> **DATA PROVIDED**:
++++
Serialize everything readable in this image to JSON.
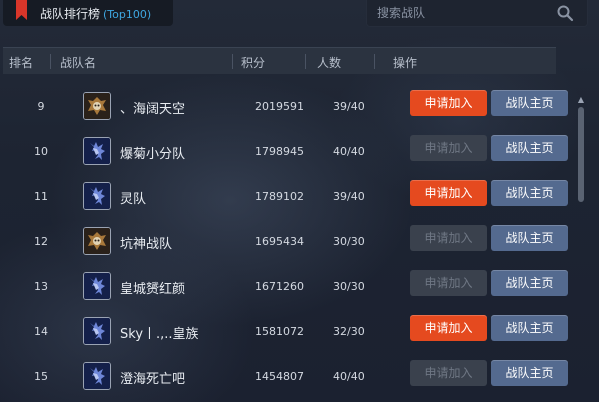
{
  "title": {
    "main": "战队排行榜",
    "sub": "(Top100)"
  },
  "search": {
    "placeholder": "搜索战队"
  },
  "columns": {
    "rank": "排名",
    "team": "战队名",
    "score": "积分",
    "count": "人数",
    "action": "操作"
  },
  "buttons": {
    "apply": "申请加入",
    "home": "战队主页"
  },
  "colors": {
    "apply_active": "#e54a1f",
    "apply_disabled": "#3a414d",
    "home": "#546a8f",
    "accent_blue": "#3ea6e0",
    "bookmark": "#d9362a"
  },
  "rows": [
    {
      "rank": "9",
      "name": "、海阔天空",
      "score": "2019591",
      "members": "39/40",
      "apply_enabled": true,
      "emblem": "gold-skull-emblem-icon"
    },
    {
      "rank": "10",
      "name": "爆菊小分队",
      "score": "1798945",
      "members": "40/40",
      "apply_enabled": false,
      "emblem": "blue-dragon-emblem-icon"
    },
    {
      "rank": "11",
      "name": "灵队",
      "score": "1789102",
      "members": "39/40",
      "apply_enabled": true,
      "emblem": "blue-dragon-emblem-icon"
    },
    {
      "rank": "12",
      "name": "坑神战队",
      "score": "1695434",
      "members": "30/30",
      "apply_enabled": false,
      "emblem": "gold-skull-emblem-icon"
    },
    {
      "rank": "13",
      "name": "皇城赟红颜",
      "score": "1671260",
      "members": "30/30",
      "apply_enabled": false,
      "emblem": "blue-dragon-emblem-icon"
    },
    {
      "rank": "14",
      "name": "Sky丨.,..皇族",
      "score": "1581072",
      "members": "32/30",
      "apply_enabled": true,
      "emblem": "blue-dragon-emblem-icon"
    },
    {
      "rank": "15",
      "name": "澄海死亡吧",
      "score": "1454807",
      "members": "40/40",
      "apply_enabled": false,
      "emblem": "blue-dragon-emblem-icon"
    }
  ]
}
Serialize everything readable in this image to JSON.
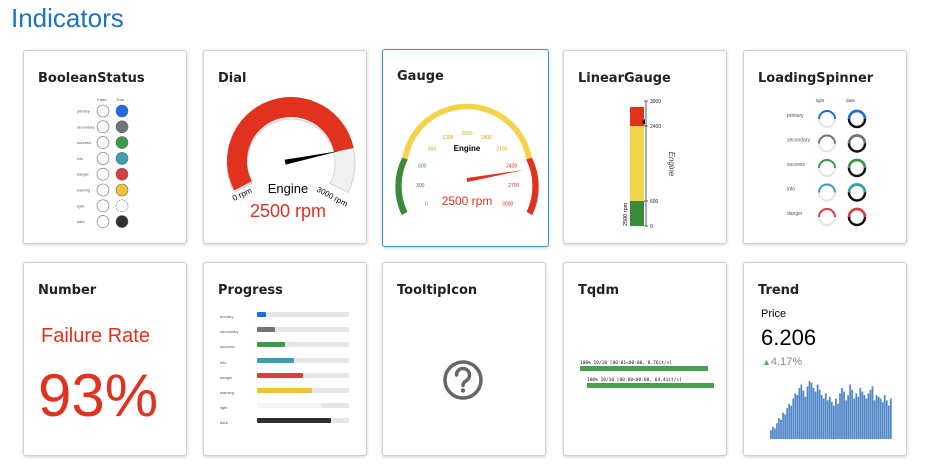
{
  "page_title": "Indicators",
  "colors": {
    "primary": "#1c6fe0",
    "secondary": "#6c757d",
    "success": "#3a9a46",
    "info": "#37a0b4",
    "danger": "#d64040",
    "warning": "#f3c137",
    "light": "#f4f4f4",
    "dark": "#2d2f32",
    "accent": "#1a73c7",
    "red": "#e0321e"
  },
  "cards": {
    "boolean_status": {
      "title": "BooleanStatus",
      "col_false": "False",
      "col_true": "True",
      "rows": [
        "primary",
        "secondary",
        "success",
        "info",
        "danger",
        "warning",
        "light",
        "dark"
      ]
    },
    "dial": {
      "title": "Dial",
      "name": "Engine",
      "value_text": "2500 rpm",
      "min_label": "0 rpm",
      "max_label": "3000 rpm",
      "value": 2500,
      "max": 3000
    },
    "gauge": {
      "title": "Gauge",
      "name": "Engine",
      "value_text": "2500 rpm",
      "value": 2500,
      "max": 3000,
      "ticks": [
        "0",
        "300",
        "600",
        "900",
        "1200",
        "1500",
        "1800",
        "2100",
        "2400",
        "2700",
        "3000"
      ]
    },
    "linear_gauge": {
      "title": "LinearGauge",
      "axis_label": "Engine",
      "value_label": "2500 rpm",
      "ticks": [
        "3000",
        "2400",
        "600",
        "0"
      ],
      "value": 2500,
      "max": 3000
    },
    "loading_spinner": {
      "title": "LoadingSpinner",
      "col_light": "light",
      "col_dark": "dark",
      "rows": [
        "primary",
        "secondary",
        "success",
        "info",
        "danger"
      ]
    },
    "number": {
      "title": "Number",
      "name": "Failure Rate",
      "value": "93%"
    },
    "progress": {
      "title": "Progress",
      "rows": [
        {
          "label": "primary",
          "value": 0.1
        },
        {
          "label": "secondary",
          "value": 0.2
        },
        {
          "label": "success",
          "value": 0.3
        },
        {
          "label": "info",
          "value": 0.4
        },
        {
          "label": "danger",
          "value": 0.5
        },
        {
          "label": "warning",
          "value": 0.6
        },
        {
          "label": "light",
          "value": 0.7
        },
        {
          "label": "dark",
          "value": 0.8
        }
      ]
    },
    "tooltip_icon": {
      "title": "TooltipIcon",
      "icon": "question-circle-icon"
    },
    "tqdm": {
      "title": "Tqdm",
      "line1": "100% 10/10 [00:01<00:00,  8.76it/s]",
      "line2": "100% 10/10 [00:00<00:00, 64.41it/s]",
      "bar1": 1.0,
      "bar2": 1.0
    },
    "trend": {
      "title": "Trend",
      "name": "Price",
      "value": "6.206",
      "change": "4.17%",
      "values": [
        10,
        14,
        12,
        18,
        24,
        22,
        30,
        28,
        35,
        40,
        38,
        46,
        52,
        50,
        58,
        62,
        55,
        48,
        60,
        66,
        64,
        58,
        54,
        62,
        56,
        50,
        46,
        52,
        44,
        48,
        42,
        38,
        46,
        40,
        52,
        58,
        54,
        44,
        50,
        62,
        56,
        46,
        52,
        48,
        58,
        54,
        50,
        46,
        52,
        56,
        60,
        44,
        50,
        48,
        46,
        42,
        50,
        44,
        38,
        46
      ]
    }
  }
}
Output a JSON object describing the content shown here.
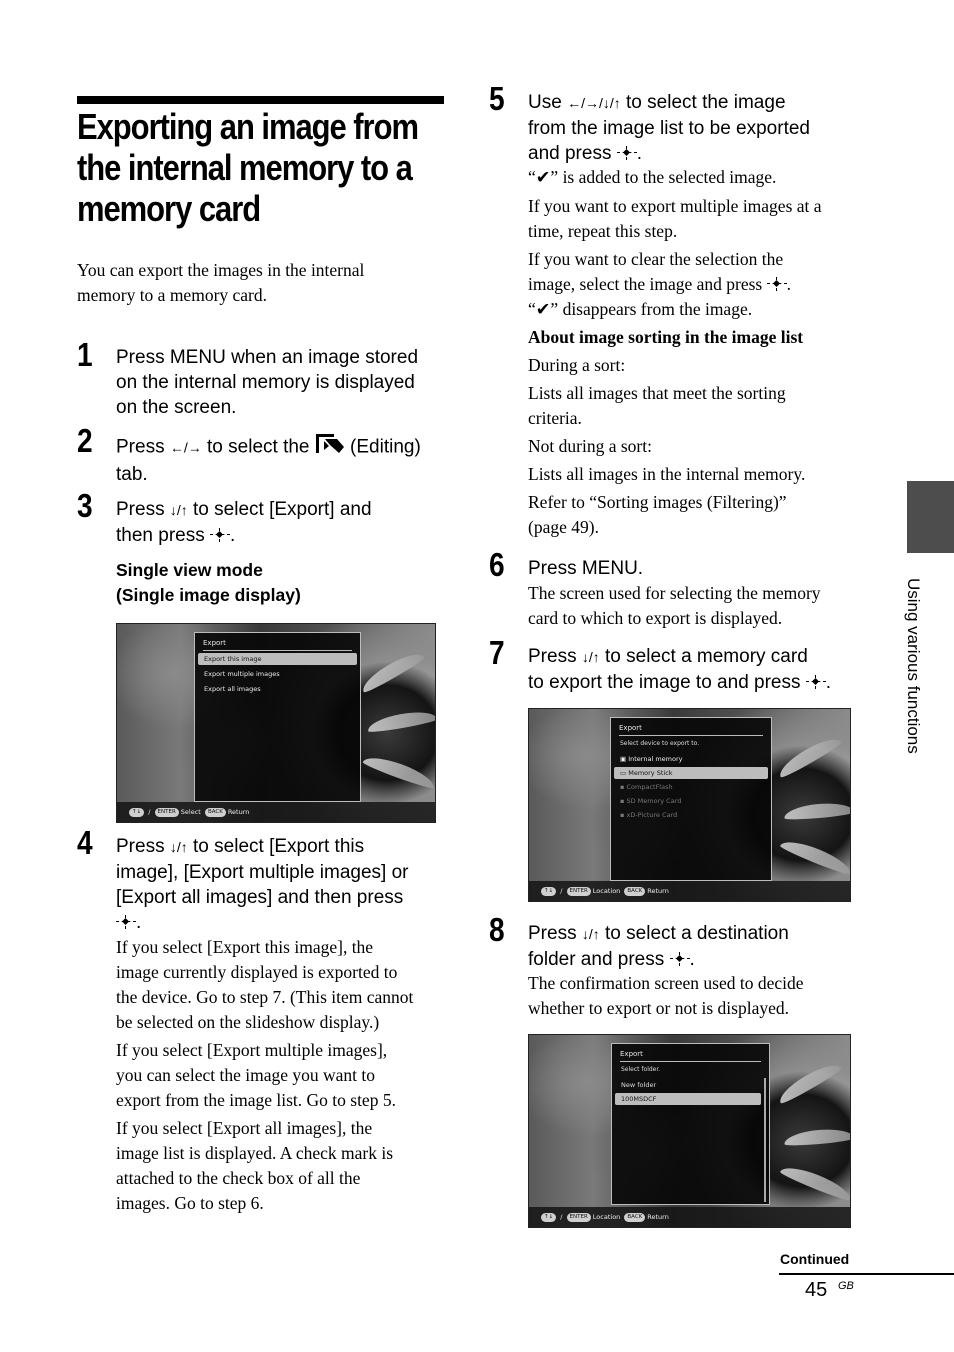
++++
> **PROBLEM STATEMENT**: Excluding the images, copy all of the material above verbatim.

> **FINISHED TASK**:
Serialize everything readable in this image to JSON.
{
  "title": {
    "main": "战队排行榜",
    "sub": "(Top100)"
  },
  "search": {
    "placeholder": "搜索战队"
  },
  "columns": {
    "rank": "排名",
    "team": "战队名",
    "score": "积分",
    "count": "人数",
    "action": "操作"
  },
  "buttons": {
    "apply": "申请加入",
    "home": "战队主页"
  },
  "colors": {
    "apply_active": "#e54a1f",
    "apply_disabled": "#3a414d",
    "home": "#546a8f",
    "accent_blue": "#3ea6e0",
    "bookmark": "#d9362a"
  },
  "rows": [
    {
      "rank": "9",
      "name": "、海阔天空",
      "score": "2019591",
      "members": "39/40",
      "apply_enabled": true,
      "emblem": "gold-skull-emblem-icon"
    },
    {
      "rank": "10",
      "name": "爆菊小分队",
      "score": "1798945",
      "members": "40/40",
      "apply_enabled": false,
      "emblem": "blue-dragon-emblem-icon"
    },
    {
      "rank": "11",
      "name": "灵队",
      "score": "1789102",
      "members": "39/40",
      "apply_enabled": true,
      "emblem": "blue-dragon-emblem-icon"
    },
    {
      "rank": "12",
      "name": "坑神战队",
      "score": "1695434",
      "members": "30/30",
      "apply_enabled": false,
      "emblem": "gold-skull-emblem-icon"
    },
    {
      "rank": "13",
      "name": "皇城赟红颜",
      "score": "1671260",
      "members": "30/30",
      "apply_enabled": false,
      "emblem": "blue-dragon-emblem-icon"
    },
    {
      "rank": "14",
      "name": "Sky丨.,..皇族",
      "score": "1581072",
      "members": "32/30",
      "apply_enabled": true,
      "emblem": "blue-dragon-emblem-icon"
    },
    {
      "rank": "15",
      "name": "澄海死亡吧",
      "score": "1454807",
      "members": "40/40",
      "apply_enabled": false,
      "emblem": "blue-dragon-emblem-icon"
    }
  ]
}
Serialize everything readable in this image to JSON.
{
  "page_title": "Indicators",
  "colors": {
    "primary": "#1c6fe0",
    "secondary": "#6c757d",
    "success": "#3a9a46",
    "info": "#37a0b4",
    "danger": "#d64040",
    "warning": "#f3c137",
    "light": "#f4f4f4",
    "dark": "#2d2f32",
    "accent": "#1a73c7",
    "red": "#e0321e"
  },
  "cards": {
    "boolean_status": {
      "title": "BooleanStatus",
      "col_false": "False",
      "col_true": "True",
      "rows": [
        "primary",
        "secondary",
        "success",
        "info",
        "danger",
        "warning",
        "light",
        "dark"
      ]
    },
    "dial": {
      "title": "Dial",
      "name": "Engine",
      "value_text": "2500 rpm",
      "min_label": "0 rpm",
      "max_label": "3000 rpm",
      "value": 2500,
      "max": 3000
    },
    "gauge": {
      "title": "Gauge",
      "name": "Engine",
      "value_text": "2500 rpm",
      "value": 2500,
      "max": 3000,
      "ticks": [
        "0",
        "300",
        "600",
        "900",
        "1200",
        "1500",
        "1800",
        "2100",
        "2400",
        "2700",
        "3000"
      ]
    },
    "linear_gauge": {
      "title": "LinearGauge",
      "axis_label": "Engine",
      "value_label": "2500 rpm",
      "ticks": [
        "3000",
        "2400",
        "600",
        "0"
      ],
      "value": 2500,
      "max": 3000
    },
    "loading_spinner": {
      "title": "LoadingSpinner",
      "col_light": "light",
      "col_dark": "dark",
      "rows": [
        "primary",
        "secondary",
        "success",
        "info",
        "danger"
      ]
    },
    "number": {
      "title": "Number",
      "name": "Failure Rate",
      "value": "93%"
    },
    "progress": {
      "title": "Progress",
      "rows": [
        {
          "label": "primary",
          "value": 0.1
        },
        {
          "label": "secondary",
          "value": 0.2
        },
        {
          "label": "success",
          "value": 0.3
        },
        {
          "label": "info",
          "value": 0.4
        },
        {
          "label": "danger",
          "value": 0.5
        },
        {
          "label": "warning",
          "value": 0.6
        },
        {
          "label": "light",
          "value": 0.7
        },
        {
          "label": "dark",
          "value": 0.8
        }
      ]
    },
    "tooltip_icon": {
      "title": "TooltipIcon",
      "icon": "question-circle-icon"
    },
    "tqdm": {
      "title": "Tqdm",
      "line1": "100% 10/10 [00:01<00:00,  8.76it/s]",
      "line2": "100% 10/10 [00:00<00:00, 64.41it/s]",
      "bar1": 1.0,
      "bar2": 1.0
    },
    "trend": {
      "title": "Trend",
      "name": "Price",
      "value": "6.206",
      "change": "4.17%",
      "values": [
        10,
        14,
        12,
        18,
        24,
        22,
        30,
        28,
        35,
        40,
        38,
        46,
        52,
        50,
        58,
        62,
        55,
        48,
        60,
        66,
        64,
        58,
        54,
        62,
        56,
        50,
        46,
        52,
        44,
        48,
        42,
        38,
        46,
        40,
        52,
        58,
        54,
        44,
        50,
        62,
        56,
        46,
        52,
        48,
        58,
        54,
        50,
        46,
        52,
        56,
        60,
        44,
        50,
        48,
        46,
        42,
        50,
        44,
        38,
        46
      ]
    }
  }
}
Output a JSON object describing the content shown here.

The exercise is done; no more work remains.